Lem Limat, the Mwananchi Programme in Ethiopia, has been working in partnership with the Guraghe Mihuran Forum (GMF), an organisation that recruits skilled volunteers to input into local planning and governance. Following a GIS-mapping of the area, the partnership blossomed into the area's very first Environmental Council.
Guraghe Zone, in central Ethiopia, is an area suffering from erosion of cultivable land following heavy deforestation. The majority of the dense population are involved in traditional farming systems, which are barely adequate to provide year round subsistence. The resulting strain on resources has lead to 60% of the local population, especially men, migrating in search of livelihoods. Women are frequently left to shoulder the entire burden of providing for their families.
The Guraghe Mihuran Forum, in partnerhips with Lem Limat, is involved in projects which make use of the skills of educated volunteers to generate reliable evidence on the socio-economic, infrastructural and environmental conditions of the area. By producing strong evidence, GMF hopes to pave the way for citizen engagement with state actors in the management of these public resources. So far, GMF has developed spatial and thematic information on public service facilities, infrastructure networks and natural features of Guraghe Zone.
Spatial information is produced with the help of Geographic Information System (GIS) that makes use of spatial database, software, satellite images and modern cartographic technologies. To ensure the creditability and reliability of information, the work was carried out in cooperation with the Ethiopian Mapping Agency.
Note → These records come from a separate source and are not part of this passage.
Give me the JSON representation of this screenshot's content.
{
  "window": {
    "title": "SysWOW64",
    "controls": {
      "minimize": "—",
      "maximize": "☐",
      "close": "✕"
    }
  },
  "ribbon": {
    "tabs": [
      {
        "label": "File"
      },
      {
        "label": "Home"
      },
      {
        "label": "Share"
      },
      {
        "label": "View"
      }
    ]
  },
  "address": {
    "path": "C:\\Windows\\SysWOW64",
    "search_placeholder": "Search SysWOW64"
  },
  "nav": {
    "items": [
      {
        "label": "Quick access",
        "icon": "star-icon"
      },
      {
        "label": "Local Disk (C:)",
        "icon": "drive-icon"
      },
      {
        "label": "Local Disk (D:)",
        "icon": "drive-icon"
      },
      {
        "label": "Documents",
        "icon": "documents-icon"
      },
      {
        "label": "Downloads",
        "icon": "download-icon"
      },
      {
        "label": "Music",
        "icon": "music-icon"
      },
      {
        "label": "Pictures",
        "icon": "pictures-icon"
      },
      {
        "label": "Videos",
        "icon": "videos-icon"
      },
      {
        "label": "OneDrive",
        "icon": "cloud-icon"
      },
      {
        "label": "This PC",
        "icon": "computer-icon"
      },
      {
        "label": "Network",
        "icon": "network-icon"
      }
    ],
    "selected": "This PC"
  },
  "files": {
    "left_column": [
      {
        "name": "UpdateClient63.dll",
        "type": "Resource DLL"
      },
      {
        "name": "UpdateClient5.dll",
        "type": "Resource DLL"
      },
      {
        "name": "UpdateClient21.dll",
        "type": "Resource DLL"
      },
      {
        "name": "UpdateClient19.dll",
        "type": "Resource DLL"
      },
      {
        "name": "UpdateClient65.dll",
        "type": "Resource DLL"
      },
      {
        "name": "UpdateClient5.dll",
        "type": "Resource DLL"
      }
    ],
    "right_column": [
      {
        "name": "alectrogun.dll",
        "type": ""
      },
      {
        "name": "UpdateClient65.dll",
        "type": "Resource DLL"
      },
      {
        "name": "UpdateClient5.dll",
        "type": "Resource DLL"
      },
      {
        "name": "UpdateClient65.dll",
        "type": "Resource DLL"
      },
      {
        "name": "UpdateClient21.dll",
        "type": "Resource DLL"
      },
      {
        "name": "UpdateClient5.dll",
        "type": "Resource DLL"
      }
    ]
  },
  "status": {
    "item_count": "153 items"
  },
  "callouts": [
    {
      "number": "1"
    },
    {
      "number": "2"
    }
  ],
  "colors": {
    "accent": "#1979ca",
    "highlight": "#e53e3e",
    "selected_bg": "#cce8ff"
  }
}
‘The moment professionals presented the land cover maps on the wall and told us the colours representing the eroded land, gullies and eucalyptus plantation, I was surprised by the size of land that can’t be farmed and the magnitude of the problem we, women, are in’
Aynalem Tedlla, Member of Environmental Council
Evidence was presented to representatives of the community, CSOs and government actors at a workshop. Very quickly, the state of natural resources, especially the degradation, the misuse and under-use of land resources became issues of concern to the participants. Having seen the evidence, participants agreed that the need to initiate community engagement with local government actors for the improvement of the prevailing status of those public resources was urgent.
Guraghe Zone Environmental Council for rehabilitation of natural resources was established by the participants of the workshop at the same event. Chaired by the Chief Administrator of the Zone, it is composed of 150 members drawn from elected representatives of people, traditional leaders, mass-based CSOs, and government actors.
Achieving these outcomes was not without challenges, mainly due to the political sensitivity of the issue, and the shrinking of space for CSOs in the governance arena as a result of the law issued by the government on charities and societies operating in the country. A large proportion of land in Ethiopia is owned by the government, which thus holds responsiblity for its careful and sustainable management. Time will tell how the Environmental Council navigates the political and environmental challenges it faces, but the cooperation between different interest groups is an encouraging sign.